whether resulting from wreck, accident, necessity, or voluntary abandonment.

Rules on Salvage Reward
1. The reward is fixed by the RTC judge in the absence of agreement or where
the latter is excessive. (Sec. 9)
2. The reward should constitute a sufficient compensation for the outlay and
effort of the salvors and should be liberal enough to offer an inducement to
others to render services in similar emergencies in the future.
3. If sold at public auction (no claim being made within 3 months from
publication), the proceeds, after deducting expenses and the salvage claim,
shall go to the owner; if the latter does not claim it within 3 years, 50% of said
proceeds shall go to the salvors, who shall divide it equitably, and the other
half to the government. (Sec. 11-12)
4. If a vessel is the salvor, the reward shall be distributed as follows:
a. 50% to the shipowner;
b. 25% to the captain; and
c. 25% to the officers and crew in proportion to their salaries. (Sec. 13)

The owner of the vessel, which is a derelict, does not renounce his right to
the property.

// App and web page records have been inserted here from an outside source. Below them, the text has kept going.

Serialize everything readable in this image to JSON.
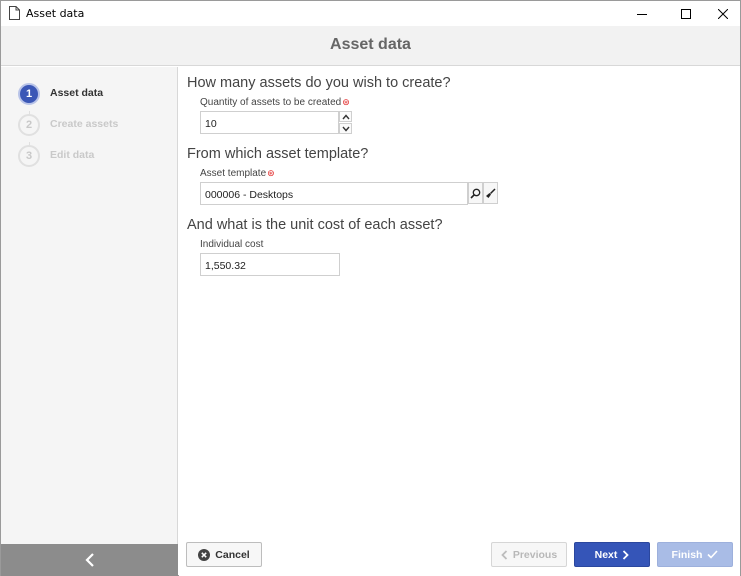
{
  "window": {
    "title": "Asset data"
  },
  "header": {
    "title": "Asset data"
  },
  "wizard": {
    "steps": [
      {
        "number": "1",
        "label": "Asset data",
        "state": "active"
      },
      {
        "number": "2",
        "label": "Create assets",
        "state": "inactive"
      },
      {
        "number": "3",
        "label": "Edit data",
        "state": "inactive"
      }
    ]
  },
  "form": {
    "q1": {
      "question": "How many assets do you wish to create?",
      "label": "Quantity of assets to be created",
      "value": "10"
    },
    "q2": {
      "question": "From which asset template?",
      "label": "Asset template",
      "value": "000006 - Desktops"
    },
    "q3": {
      "question": "And what is the unit cost of each asset?",
      "label": "Individual cost",
      "value": "1,550.32"
    },
    "required_marker": "⊛"
  },
  "footer": {
    "cancel_label": "Cancel",
    "previous_label": "Previous",
    "next_label": "Next",
    "finish_label": "Finish"
  },
  "colors": {
    "accent": "#3555b8",
    "finish_disabled": "#a9bce6",
    "required": "#e02020",
    "left_footer": "#8c8c8c"
  },
  "icons": [
    "document-icon",
    "minimize-icon",
    "maximize-icon",
    "close-icon",
    "collapse-left-icon",
    "chevron-up-icon",
    "chevron-down-icon",
    "search-icon",
    "clear-brush-icon",
    "cancel-x-icon",
    "chevron-left-icon",
    "chevron-right-icon",
    "checkmark-icon"
  ]
}
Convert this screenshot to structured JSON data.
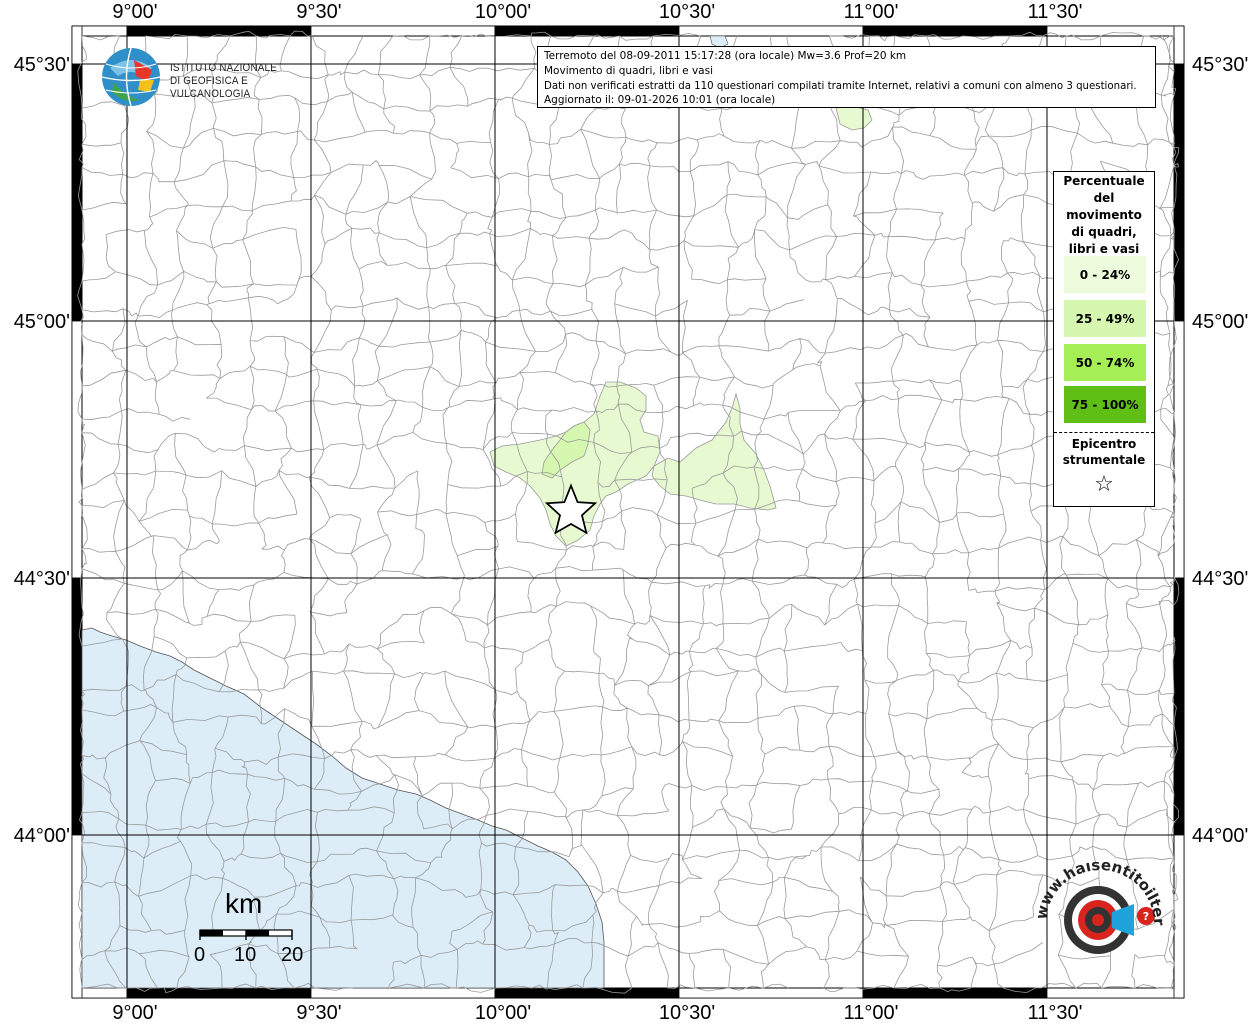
{
  "map": {
    "top_x_labels": [
      "9°00'",
      "9°30'",
      "10°00'",
      "10°30'",
      "11°00'",
      "11°30'"
    ],
    "bottom_x_labels": [
      "9°00'",
      "9°30'",
      "10°00'",
      "10°30'",
      "11°00'",
      "11°30'"
    ],
    "left_y_labels": [
      "45°30'",
      "45°00'",
      "44°30'",
      "44°00'"
    ],
    "right_y_labels": [
      "45°30'",
      "45°00'",
      "44°30'",
      "44°00'"
    ],
    "sea_color": "#dcedf8",
    "land_color": "#ffffff",
    "highlight_color": "#e6f9d0",
    "epicenter_symbol": "star-icon"
  },
  "info": {
    "line1": "Terremoto del 08-09-2011 15:17:28 (ora locale) Mw=3.6 Prof=20 km",
    "line2": "Movimento di quadri, libri e vasi",
    "line3": "Dati non verificati estratti da 110 questionari compilati tramite Internet, relativi a comuni con almeno 3 questionari.",
    "line4": "Aggiornato il: 09-01-2026 10:01 (ora locale)"
  },
  "legend": {
    "title_lines": [
      "Percentuale",
      "del",
      "movimento",
      "di quadri,",
      "libri e vasi"
    ],
    "items": [
      {
        "label": "0 - 24%",
        "color": "#ecfbdc"
      },
      {
        "label": "25 - 49%",
        "color": "#d5f7b0"
      },
      {
        "label": "50 - 74%",
        "color": "#a6ee55"
      },
      {
        "label": "75 - 100%",
        "color": "#5fbf14"
      }
    ],
    "epicenter_lines": [
      "Epicentro",
      "strumentale"
    ],
    "epicenter_symbol": "☆"
  },
  "logo_ingv": {
    "line1": "ISTITUTO NAZIONALE",
    "line2": "DI GEOFISICA E VULCANOLOGIA"
  },
  "scalebar": {
    "unit": "km",
    "ticks": [
      "0",
      "10",
      "20"
    ]
  },
  "logo_hsi": {
    "text": "www.haisentitoilterremoto.it"
  }
}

There is no presumption of an intention to abandon such property
rights on the part of such owner under the Salvage Law. What the owner
abandons temporarily is his right of possession, which is thereby transferred to
the salvor who becomes bound to preserve the property with good faith and bring
it to a place of safety for the owners use.

The owner or his representative shall have a right to the delivery of the
vessel or things saved after the salvage is accomplished, provided that he
pays, or gives a bond to secure the expenses and the proper reward. The
amount and sufficiency of the bond, in the absence of agreement, shall be
determined by the collector of customs or by the RTC judge of the province
where the things saved may be found.

The owner of the salving vessel is also entitled to the salvage reward for the
use of his vessel in rendering salvage services even though he may not have
been present at the time the salvage service was rendered. Remuneration for
salvage service is awarded to the owners of the salving vessel on account of the
danger to which the service exposes their property, and the risk which they run of
loss in suffering their vessels engaged in such perilous undertaking.

SOURCES: Notes and Cases on the Law on Transportation and Public Utilities by Aquino and
Hernando; Commercial Law Reviewer by Sundiang and Aquino; San Beda Commercial Law
Memory Aid 2006; Bar Review Materials in Commercial Law by Miravite; Atty. Villanueva-Castros
lectures and assigned cases.

We shall not be saved without Wisdom,
for though Knowledge is Power, only Wisdom is Liberty!
ALPHA PHI BETA